Supporters of embattled TV host John Campbell promise to rally in four cities this week to support his primetime TV show.
At least 82,800 people have signed petitions on the Toko and Action Station websites in support of Campbell Live.
Rampant speculation about the TV3 show's axing has triggered an outpouring of anger from the show's viewers and supporters.
Journalist and former TVNZ head of news and current affairs Bill Ralston said it was possible a big public demonstration would dissuade TV3 owners MediaWorks from plans to ditch Campbell Live.

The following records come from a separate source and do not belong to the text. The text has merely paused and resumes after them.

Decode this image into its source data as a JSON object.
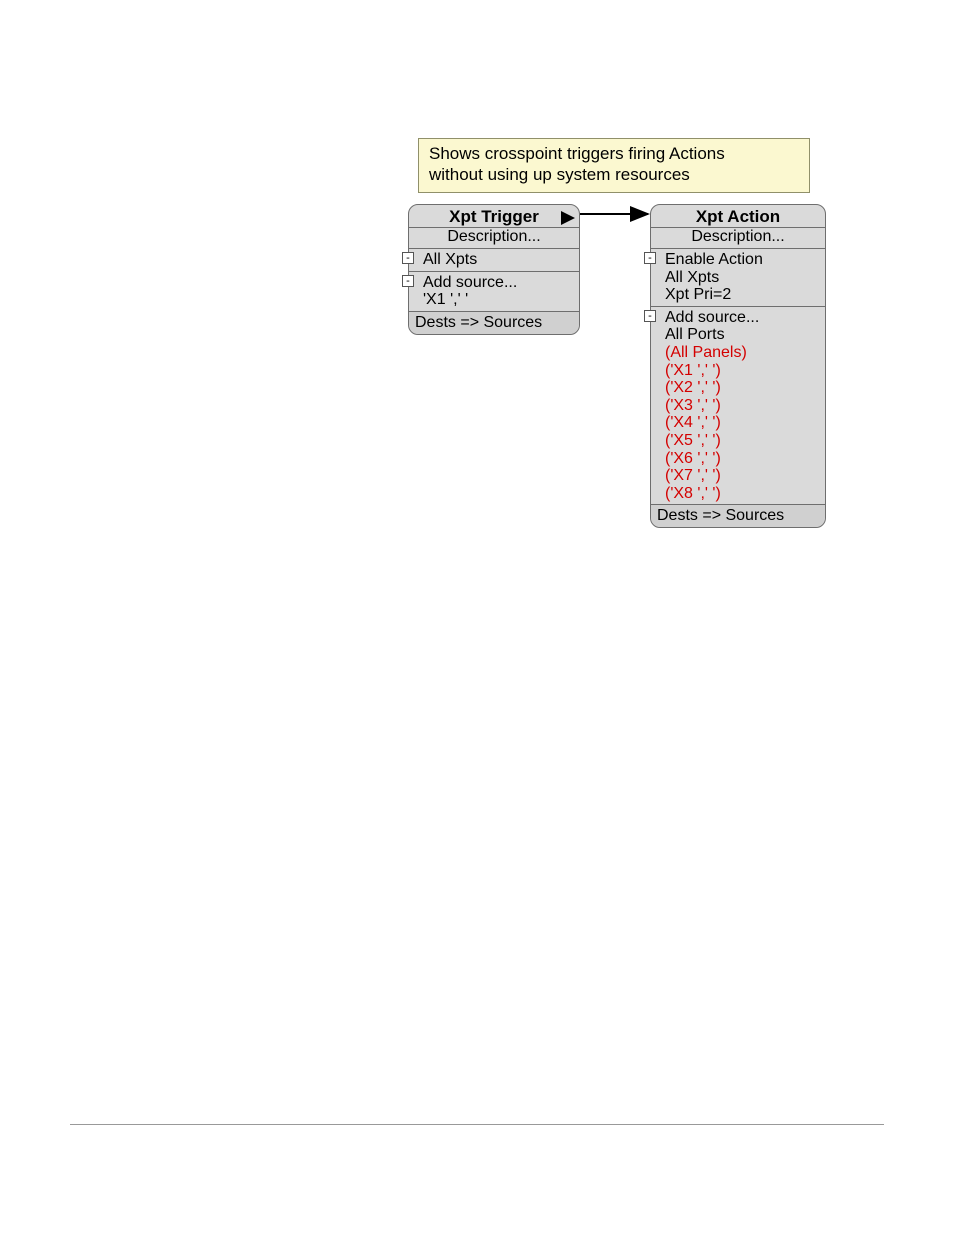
{
  "tooltip": {
    "line1": "Shows crosspoint triggers firing Actions",
    "line2": "without using up system resources"
  },
  "trigger_node": {
    "title": "Xpt Trigger",
    "description": "Description...",
    "section1": {
      "line1": "All Xpts"
    },
    "section2": {
      "line1": "Add source...",
      "line2": "'X1   ','     '"
    },
    "footer": "Dests => Sources"
  },
  "action_node": {
    "title": "Xpt Action",
    "description": "Description...",
    "section1": {
      "line1": "Enable Action",
      "line2": "All Xpts",
      "line3": "Xpt Pri=2"
    },
    "section2": {
      "line1": "Add source...",
      "line2": "All Ports",
      "red_lines": [
        "(All Panels)",
        "('X1   ','     ')",
        "('X2   ','     ')",
        "('X3   ','     ')",
        "('X4   ','     ')",
        "('X5   ','     ')",
        "('X6   ','     ')",
        "('X7   ','     ')",
        "('X8   ','     ')"
      ]
    },
    "footer": "Dests => Sources"
  },
  "collapse_glyph": "-"
}
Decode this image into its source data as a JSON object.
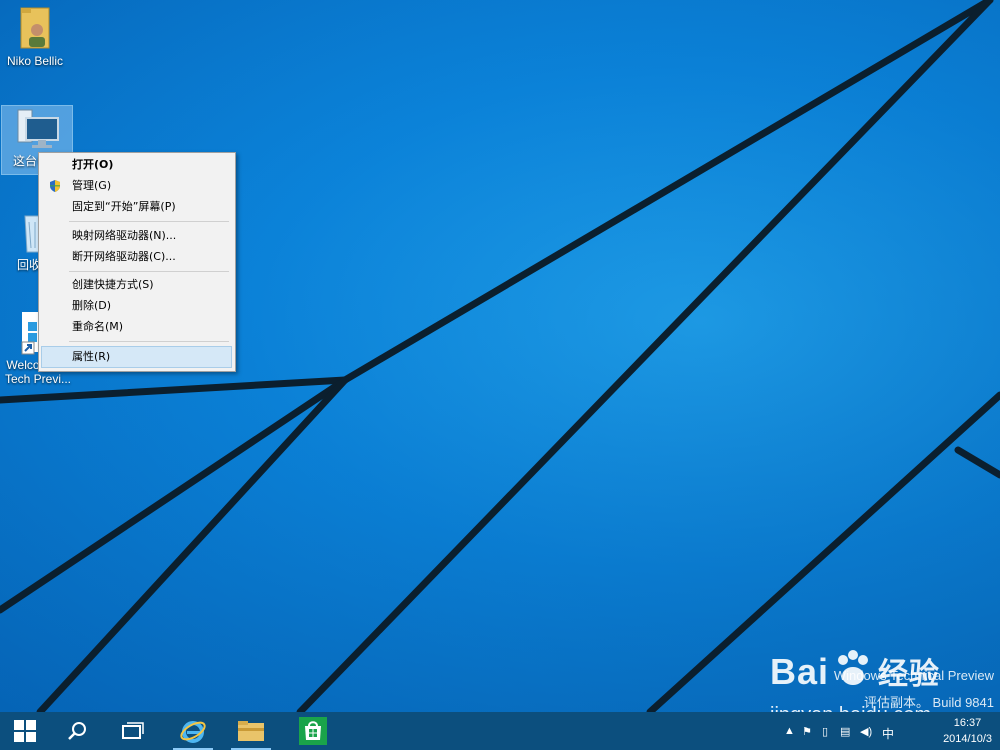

"It depends how many people turn out. I suppose if there are scores and scores of people it might make TV3 think about what they're doing."
Mr Ralston said only a public movement in support of 1930s social justice campaigner and commercial radio pioneer Colin "Uncle Scrim" Scrimgeour compared to the support voiced for Mr Campbell.
"You have to go back a long way in history to find this kind of public response."
Rallies will happen in Dunedin, Christchurch, Wellington and Auckland.
"The response has been overwhelming," Auckland Save Campbell Live rally organiser Ruth Crichton said this afternoon. "I wasn't sure what to expect."
She said New Zealanders would miss out on an important source of information if Campbell Live was axed.
Ms Crichton, a student, said she was constantly receiving messages and phone calls from people who wanted to support the current affairs show.
The Save Campbell Live Facebook group, Action Station, Scoop Media and the Coalition for Better Broadcasting supported the rallies.
The current affairs show was often cited as being locked in a ratings war with TV One's Seven Sharp but a senior media studies lecturer said the threat to drop Campbell Live epitomised "a deeper structural malaise" in New Zealand's media sector.
"MediaWorks' concern is not primarily Campbell Live's rating lower than Seven Sharp but its marginal returns and capacity to deliver audience flow to subsequent programmes," Victoria University's Dr Peter Thompson wrote in The New Zealand Herald this week.
"Even if Campbell Live were out-rating Seven Sharp, the relentless drive to maximise returns from every slot could make it economically rational to replace it with a programme that is cheaper or more popular," Dr Thompson said.
"...If commercial logic is allowed to drive the entire television sector, we will likely be left without any regular, substantive current affairs in prime time. That would be a tragedy for democracy."
MediaWorks bosses reportedly told Campbell Live staffers the current affairs programme could be dumped for a daily entertainment show.
Yet MediaWorks has denied the Jono and Ben show was considered as a replacement for Campbell Live.
Mr Campbell said he wasn't able to comment at this point in time.
MediaWorks did not immediately respond to a message for comment.
The Auckland rally on Friday would start on the corner of Karangahape Rd and Symonds St at 11.30am. Those in attendance planned to march to TV3 owner MediaWorks' headquarters in Flower St, Eden Terrace. There, Campbell Live supporters planned to present a petition to the broadcaster.
The Wellington rally would start at 4.30pm at Te Aro Park, with a noon rally in Christchurch at Hagley Park, and the Dunedin rally in the Lower Octagon at 4.30pm.